+ Create menus for different categories, but limit this to about 4-5 depending on your specific website. It keeps it clean if you stick to a few categories, and doesn’t overwhelm your employer. Maybe something like “Work”, “About”, and “Contact” is enough – see how minimal you can get with this while still helping your employer get to where they need to go.
+ Really think about how your photos function within your website. As an employer, I want to be able to enlarge a photo easily, and navigate through a photo album by looking at all the thumbnails at once. Your employer is probably not going to stick around to watch your slideshow reel of photos, so make it easy on them and give them what they need to see.
+ Prioritize your information associated with a project. For example, if I designed a show – the production photos are probably the most important piece of the portfolio, followed by renderings/model photos, then process photos/research. Organize your content to reflect this, so that you can grab the attention of the employer or viewer.
+ Show credits and descriptions are important – but again, prioritize here. Make the photos larger than the text.
+ Upload a logo, and have it link to your home page.
+ A logo is different from a favicon. The favicon is the tiny little square next to the website page name in your browser. Customize this so it looks like your put effort into your website (otherwise it’ll default to the SquareSpace logo or similar).
+ Have your resume on your website, easy to view without downloading. Put a download link next to it. Also, make sure your references’ contact information is not on this version of your resume – you don’t want to put your references on blast.
+ Think about your home page – what do you want your employer to see first? I personally dislike the splash page/click to enter trend in websites, as it’s one more click to get to the portfolio. What happens if your “work” page is your home page?
+ Avoid crazy fonts and clashing color schemes – keep it functional and make sure your viewer can get to things easily.
+ Check how your site functions on a mobile device and tablet. Most people are on their phones a lot, so when you send them your website – there’s a good chance they are looking at it on their phones.
+ Check your website on gtmetrix.com or a similar optimization website tool. This allows you to see problems that your website has (file sizes too large, etc).
Your images are the most important part of your website.
+ Get good quality photos of your work.
+ You can add watermarks to your photos. Lightroom does this really quickly through an edit you can make in the export process. Photoshop can also do this – you just record an action and batch process your files.
+ Organize your photos in a way that makes sense. Do you have all your production photos in the same row? Do you have process photos for the same units next to each other in the gallery?
+ Check the crop of your thumbnails – don’t cut off important visual information.
+ Check your file names! Sometimes, your website builder will take the file name and default it to the image caption. You want to avoid having “DSC_481350.jpg” as a caption.
+ Proofread your images like you would proofread text. Is there something in the photo you wouldn’t want an employer to see? Are you wearing safety glasses in that photo of you using the panel saw?
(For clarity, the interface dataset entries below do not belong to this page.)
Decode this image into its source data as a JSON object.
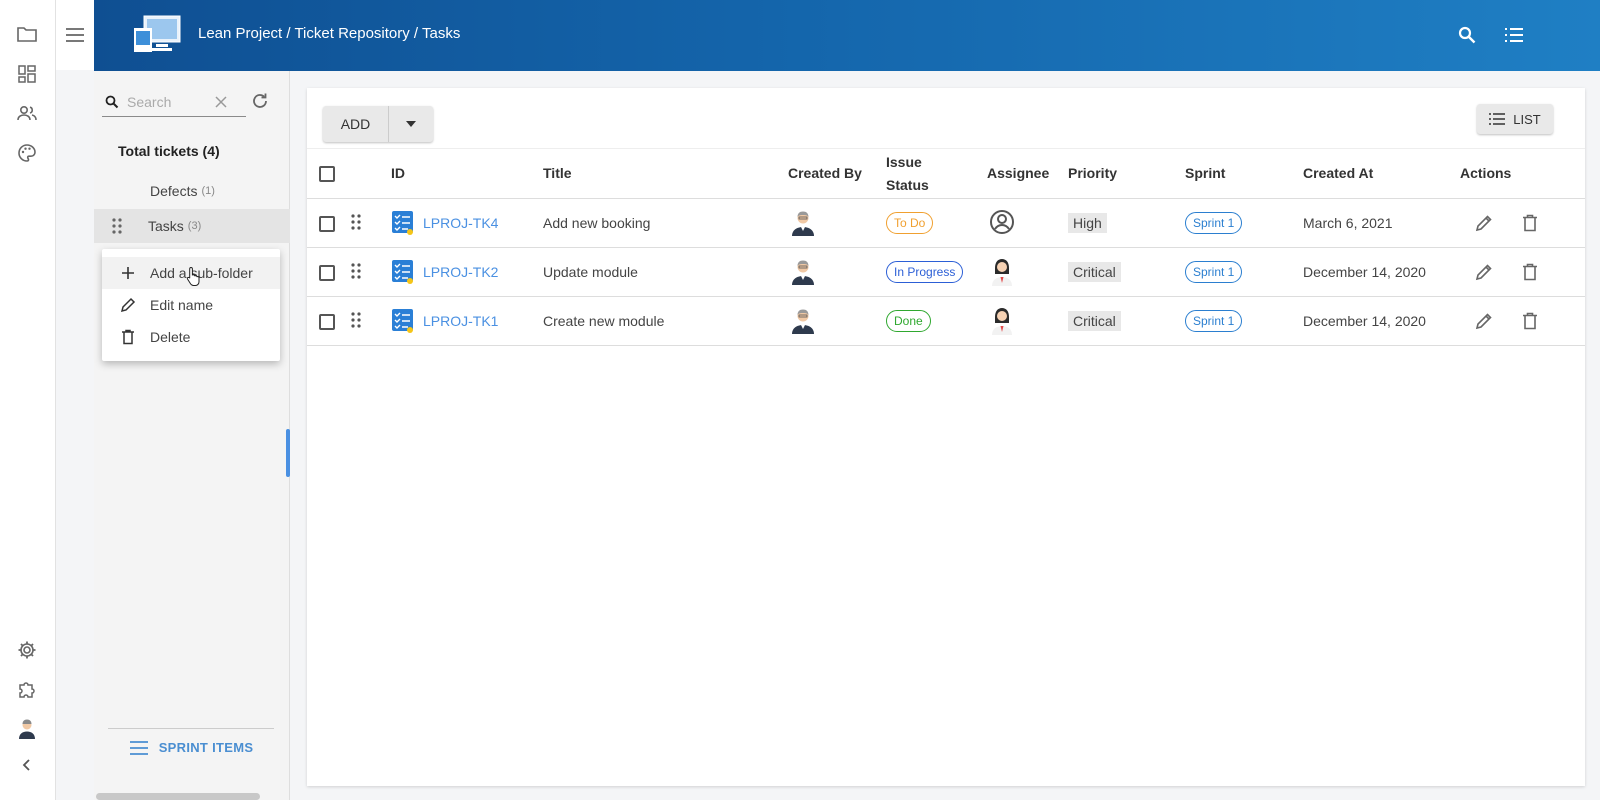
{
  "header": {
    "breadcrumb": "Lean Project / Ticket Repository / Tasks"
  },
  "rail": {
    "icons": [
      "folder-icon",
      "dashboard-icon",
      "people-icon",
      "palette-icon",
      "gear-icon",
      "puzzle-icon",
      "avatar",
      "chevron-left-icon"
    ]
  },
  "tree": {
    "search_placeholder": "Search",
    "total_label": "Total tickets (4)",
    "items": [
      {
        "label": "Defects",
        "count": "(1)"
      },
      {
        "label": "Tasks",
        "count": "(3)"
      }
    ],
    "context_menu": [
      {
        "label": "Add a sub-folder",
        "icon": "plus-icon"
      },
      {
        "label": "Edit name",
        "icon": "pencil-icon"
      },
      {
        "label": "Delete",
        "icon": "trash-icon"
      }
    ],
    "sprint_items_label": "SPRINT ITEMS"
  },
  "toolbar": {
    "add_label": "ADD",
    "list_label": "LIST"
  },
  "table": {
    "columns": {
      "id": "ID",
      "title": "Title",
      "created_by": "Created By",
      "issue_status_1": "Issue",
      "issue_status_2": "Status",
      "assignee": "Assignee",
      "priority": "Priority",
      "sprint": "Sprint",
      "created_at": "Created At",
      "actions": "Actions"
    },
    "rows": [
      {
        "id": "LPROJ-TK4",
        "title": "Add new booking",
        "status": "To Do",
        "status_color": "#f0a030",
        "assignee": "unassigned",
        "priority": "High",
        "sprint": "Sprint 1",
        "created_at": "March 6, 2021"
      },
      {
        "id": "LPROJ-TK2",
        "title": "Update module",
        "status": "In Progress",
        "status_color": "#2c5fd6",
        "assignee": "female",
        "priority": "Critical",
        "sprint": "Sprint 1",
        "created_at": "December 14, 2020"
      },
      {
        "id": "LPROJ-TK1",
        "title": "Create new module",
        "status": "Done",
        "status_color": "#2fa82f",
        "assignee": "female",
        "priority": "Critical",
        "sprint": "Sprint 1",
        "created_at": "December 14, 2020"
      }
    ]
  },
  "colors": {
    "header_start": "#0f4f92",
    "header_end": "#1f7fc4",
    "link": "#4a90e2",
    "sprint_pill": "#2b7fd0"
  }
}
+ Really think about the images you are including. Did you actually work on the project that is being displayed in the photo – or were just around the shop when it was being built? If you can’t talk an employer through the process of building/painting/designing a piece – don’t bother putting that piece on your website. On another note, if you’re a designer – think about if the images you’re including are helping to tell the creative story behind your design. Don’t just fluff up your website with pictures – select a handful that tell the important facts and story.
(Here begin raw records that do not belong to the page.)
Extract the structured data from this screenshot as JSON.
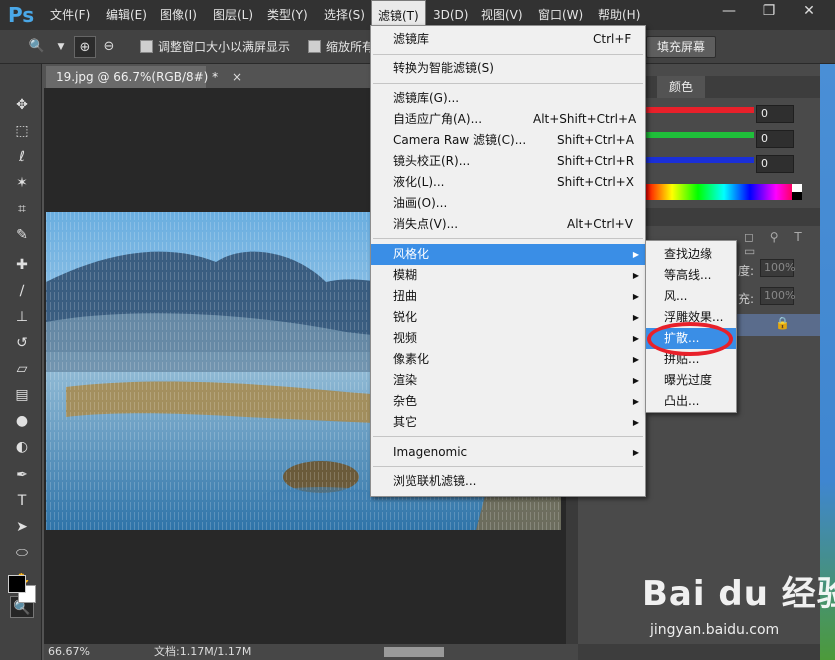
{
  "app": {
    "logo": "Ps"
  },
  "menubar": {
    "items": [
      {
        "label": "文件(F)"
      },
      {
        "label": "编辑(E)"
      },
      {
        "label": "图像(I)"
      },
      {
        "label": "图层(L)"
      },
      {
        "label": "类型(Y)"
      },
      {
        "label": "选择(S)"
      },
      {
        "label": "滤镜(T)"
      },
      {
        "label": "3D(D)"
      },
      {
        "label": "视图(V)"
      },
      {
        "label": "窗口(W)"
      },
      {
        "label": "帮助(H)"
      }
    ],
    "window_controls": {
      "minimize": "—",
      "restore": "❐",
      "close": "✕"
    }
  },
  "options_bar": {
    "resize_windows_label": "调整窗口大小以满屏显示",
    "zoom_all_label": "缩放所有",
    "fill_screen_label": "填充屏幕"
  },
  "document": {
    "tab_title": "19.jpg @ 66.7%(RGB/8#) *",
    "tab_close": "×",
    "status_zoom": "66.67%",
    "status_doc": "文档:1.17M/1.17M"
  },
  "color_panel": {
    "tab_label": "颜色",
    "r_value": "0",
    "g_value": "0",
    "b_value": "0",
    "colors": {
      "r": "#e8202a",
      "g": "#1fbf3a",
      "b": "#1a2fd8"
    }
  },
  "layers_panel": {
    "opacity_label": "度:",
    "opacity_value": "100%",
    "fill_label": "充:",
    "fill_value": "100%",
    "lock_icon": "🔒"
  },
  "filter_menu": {
    "items": [
      {
        "label": "滤镜库",
        "shortcut": "Ctrl+F"
      },
      {
        "label": "转换为智能滤镜(S)"
      },
      {
        "label": "滤镜库(G)..."
      },
      {
        "label": "自适应广角(A)...",
        "shortcut": "Alt+Shift+Ctrl+A"
      },
      {
        "label": "Camera Raw 滤镜(C)...",
        "shortcut": "Shift+Ctrl+A"
      },
      {
        "label": "镜头校正(R)...",
        "shortcut": "Shift+Ctrl+R"
      },
      {
        "label": "液化(L)...",
        "shortcut": "Shift+Ctrl+X"
      },
      {
        "label": "油画(O)..."
      },
      {
        "label": "消失点(V)...",
        "shortcut": "Alt+Ctrl+V"
      },
      {
        "label": "风格化"
      },
      {
        "label": "模糊"
      },
      {
        "label": "扭曲"
      },
      {
        "label": "锐化"
      },
      {
        "label": "视频"
      },
      {
        "label": "像素化"
      },
      {
        "label": "渲染"
      },
      {
        "label": "杂色"
      },
      {
        "label": "其它"
      },
      {
        "label": "Imagenomic"
      },
      {
        "label": "浏览联机滤镜..."
      }
    ]
  },
  "stylize_menu": {
    "items": [
      {
        "label": "查找边缘"
      },
      {
        "label": "等高线..."
      },
      {
        "label": "风..."
      },
      {
        "label": "浮雕效果..."
      },
      {
        "label": "扩散..."
      },
      {
        "label": "拼贴..."
      },
      {
        "label": "曝光过度"
      },
      {
        "label": "凸出..."
      }
    ]
  },
  "watermark": {
    "logo": "Bai du 经验",
    "url": "jingyan.baidu.com"
  }
}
+ Don’t overcorrect color or saturation. It’s super obvious and looks very amateur to have an obvious Instagram filter over your work. Keep your image edits subtle and make sure they are actually improving the clarity of your work.
Hopefully this was helpful to some of you! Follow me on Instagram for updates about content, what I’m up to, or new things in the blog world. Thank you all!